28 September 2010

Trust them they know what they're doing?

I was glad to see this column appear in the Herald today.

A letter signed by 27 international legal scholars raises concerns about the government's new legislation intended to expedite post-quake recovery in Canterbury, and says that this Act "represents an extraordinary broad transfer of lawmaking power away from Parliament and to the executive branch, with minimal constraints on how that power may be used."

I share the alarm of these legal scholars about the Canterbury Earthquake
Response and Recovery Act 2010.

S 6 of the Act permits Orders in Council on the recommendation of the relevant Minister "to make any provision reasonably necessary or expedient for the purpose of this Act".

But, further, subsection 3 says: "The recommendation of the relevant Minister may not be challenged,reviewed, quashed, or called into question in any court."
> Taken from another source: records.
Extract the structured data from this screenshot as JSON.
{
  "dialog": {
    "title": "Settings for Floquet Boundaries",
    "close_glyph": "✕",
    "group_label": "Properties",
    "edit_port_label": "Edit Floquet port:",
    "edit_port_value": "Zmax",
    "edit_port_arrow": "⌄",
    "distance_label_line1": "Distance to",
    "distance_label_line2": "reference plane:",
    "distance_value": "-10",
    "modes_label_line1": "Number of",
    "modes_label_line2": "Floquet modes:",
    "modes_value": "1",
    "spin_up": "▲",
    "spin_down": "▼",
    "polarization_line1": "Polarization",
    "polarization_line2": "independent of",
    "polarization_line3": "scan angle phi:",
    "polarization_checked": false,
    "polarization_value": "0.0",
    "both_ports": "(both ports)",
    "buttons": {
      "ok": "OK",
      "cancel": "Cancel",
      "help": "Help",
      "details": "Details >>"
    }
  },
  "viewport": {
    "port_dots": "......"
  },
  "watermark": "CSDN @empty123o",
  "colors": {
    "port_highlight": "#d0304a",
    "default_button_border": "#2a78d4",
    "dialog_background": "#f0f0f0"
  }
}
And Subsection 4: "An Order in Council made under subsection (1) may grant an exemption from, or modify, or extend any provision of any enactment, including (but not limited to)" a list of 22 Acts - and note the "but not limited to."

There are only a few basic Acts that serve fundamental constitutional purposes that cannot be excepted or modified under s 6(4). (Well, isn't that a relief!)

I am alarmed at the cowardice of opposition MPs who wouldn't stall this legislation, as much as I am at the authoritarian ideology of the National-led government that introduced it.

This is the state of exception in our back yard, and anyone curious about the consequences of this kind of thing needs to watch the documentary 'Draquila' which observes the dictatorial and corrupt actions of the Berlusconi government following the earthquake in Aquila.

The following quote comes from a review of that movie from this link.

"Guzzanti's film stresses that Italy's reaction to the earthquake shows the country's democracy is on shaky ground. She documents what she sees as a disturbing shift toward authoritarianism. As an example, she shines the spotlight on Italy's Civil Protection Agency, which oversaw the [refugee] camp and is handling reconstruction efforts. Guzzanti argues that Berlusconi has given it sweeping powers that allow it to skirt the law when awarding building contracts. Guido Bertolaso, who heads the agency, is already under investigation in another case for allegedly giving contracts to friends."